All Nations Belong United in Christ
We often hear that we ought to be “colorblind.” We understand that sentiment and realize that good motives lie behind it because the intention is to say that we ought to treat all people the same. However, if we are not careful, this can do an injustice to the fact that God has made, within humanity, all the colors and variations that we see (Acts 17:26). God did not make a colorless humanity, and we need to appreciate that. There is beauty to be found in the variety. This implies that we learn to respect ethnic differences and honor the fact that there are cultural preferences (I’m not talking here about what is sinful).
Christians should have no issue here, as should be recognized by Paul’s efforts to “become all things to all people,” explicitly within a context of teaching Jews and Gentiles. “I do it all for the sake of the gospel, that I may share with them in its blessings” (1 Cor 9:23; see vv. 19-23). Paul honored the differences without doing what was sinful. We can do the same, knowing that we act for the sake of the gospel in order to share blessings in Christ with all. This is in keeping with God’s desire that all nations would flow to the mountain of His house (Isa 2:2-4).
The largest threat of division among early Christians was between Jews and Gentiles. Should the Gentiles have to be circumcised to become Christians? Did they essentially need to give up being Gentiles in order to first become Jews so that they could follow Christ? As Acts 15 shows, the answer was unequivocally, “no!” Jews can still be Jews and Gentiles can still be Gentiles, and they will all be saved the same way. One did not have to become the other in order to follow Christ. What neither could do was force another law or culture upon the other. At the same time, neither could they continue in what was sinful. Gentiles could not remain pagan and still be Christians. They had to distinguish between what was sinful and what was an allowable liberty (cf. Rom 14; 1 Cor 8, 10). Jews could still circumcise their children, but they could not require it of others as a matter of salvation. Both needed to respect each other’s differences.

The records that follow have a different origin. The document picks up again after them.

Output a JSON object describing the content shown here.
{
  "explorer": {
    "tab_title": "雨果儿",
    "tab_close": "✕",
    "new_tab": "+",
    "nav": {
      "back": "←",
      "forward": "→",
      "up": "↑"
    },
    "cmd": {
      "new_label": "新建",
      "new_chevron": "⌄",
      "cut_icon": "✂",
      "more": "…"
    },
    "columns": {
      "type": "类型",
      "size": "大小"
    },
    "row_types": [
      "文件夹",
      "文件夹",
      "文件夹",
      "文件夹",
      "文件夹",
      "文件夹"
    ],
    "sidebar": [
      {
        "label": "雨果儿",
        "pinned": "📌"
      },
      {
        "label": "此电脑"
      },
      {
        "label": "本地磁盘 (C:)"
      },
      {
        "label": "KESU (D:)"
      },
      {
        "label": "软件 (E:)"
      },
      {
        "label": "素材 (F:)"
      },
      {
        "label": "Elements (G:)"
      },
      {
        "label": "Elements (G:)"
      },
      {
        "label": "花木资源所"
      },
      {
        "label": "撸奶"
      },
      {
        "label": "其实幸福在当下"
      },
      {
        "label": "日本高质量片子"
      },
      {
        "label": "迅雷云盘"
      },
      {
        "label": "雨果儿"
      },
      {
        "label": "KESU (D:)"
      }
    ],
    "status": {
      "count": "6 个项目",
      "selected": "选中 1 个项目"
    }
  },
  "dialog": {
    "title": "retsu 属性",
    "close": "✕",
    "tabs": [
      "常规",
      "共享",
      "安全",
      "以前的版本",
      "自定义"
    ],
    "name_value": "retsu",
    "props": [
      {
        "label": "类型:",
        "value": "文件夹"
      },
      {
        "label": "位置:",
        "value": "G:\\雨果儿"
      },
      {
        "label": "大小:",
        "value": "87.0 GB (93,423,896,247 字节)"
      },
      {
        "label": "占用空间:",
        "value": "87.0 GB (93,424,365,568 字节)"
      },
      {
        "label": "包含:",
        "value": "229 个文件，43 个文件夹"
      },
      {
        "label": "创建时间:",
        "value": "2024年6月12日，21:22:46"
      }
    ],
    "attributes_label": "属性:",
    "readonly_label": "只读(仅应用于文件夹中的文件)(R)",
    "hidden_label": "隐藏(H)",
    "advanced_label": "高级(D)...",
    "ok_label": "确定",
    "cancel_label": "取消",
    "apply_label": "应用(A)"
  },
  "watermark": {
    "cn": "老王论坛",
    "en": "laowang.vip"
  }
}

Even though ethnic and cultural differences between Jew and Gentile remained, they were still to become one in Christ (Eph 2:11-22). Seeking unity in Christ was vital, and no ethnic or cultural differences should have prevented that effort. Jews could personally continue some of their practices as a liberty (e.g., the Sabbath) without forcing that practice on Gentiles. Gentiles could eat certain meats without forcing that upon conscientious Jews (I believe this the major issue in Romans 14). They could respect their cultural distinctions on the one hand while becoming united in Christ on the other hand and even be willing to give up their liberties at times for the sake off others. Yet insofar as their standing before God was concerned, there was no difference (cf. Gal 3:28).
This can be difficult due to the fact that we can sometimes conflate cultural issues with matters of faith and doctrine. We need to distinguish carefully what is a cultural and allowable liberty from that which is sinful and against godly principles. But, and here’s what I really want to stress, let us understand that various ethnicities, backgrounds, and languages being united in Christ is a magnificent testimony to the power of God through Christ. This was God’s plan all along (Rev 5:9). By honoring the variations, we highlight the unity we have in Christ. And by highlighting that unity, we shine a light on what God did and thereby glorify Him. It’s all about what brings God glory, and the ingathering of all nations does just that.
God “desires all people to be saved and to come to the knowledge of the truth” (1 Tim 2:4), “not wishing that any should perish, but that all should reach repentance” (2 Pet 3:9). Because “God shows no partiality, but in every nation anyone who fears him and does what is right is acceptable to him” (Acts 10:34-35), He now “commands all people everywhere to repent” (Acts 17:30). All people are invited to God’s feast.
Let us honor the variation while also coming together in Christ. These are not mutually exclusive, but are a powerful witness to what the blood of Christ can do for all of us. Because of what Jesus did for all, we can all share in the great scene of Revelation 7:9-10:
“After this I looked, and behold, a great multitude that no one could number, from every nation, from all tribes and peoples and languages, standing before the throne and before the Lamb, clothed in white robes, with palm branches in their hands, and crying out with a loud voice, ‘Salvation belongs to our God who sits on the throne, and to the Lamb!’”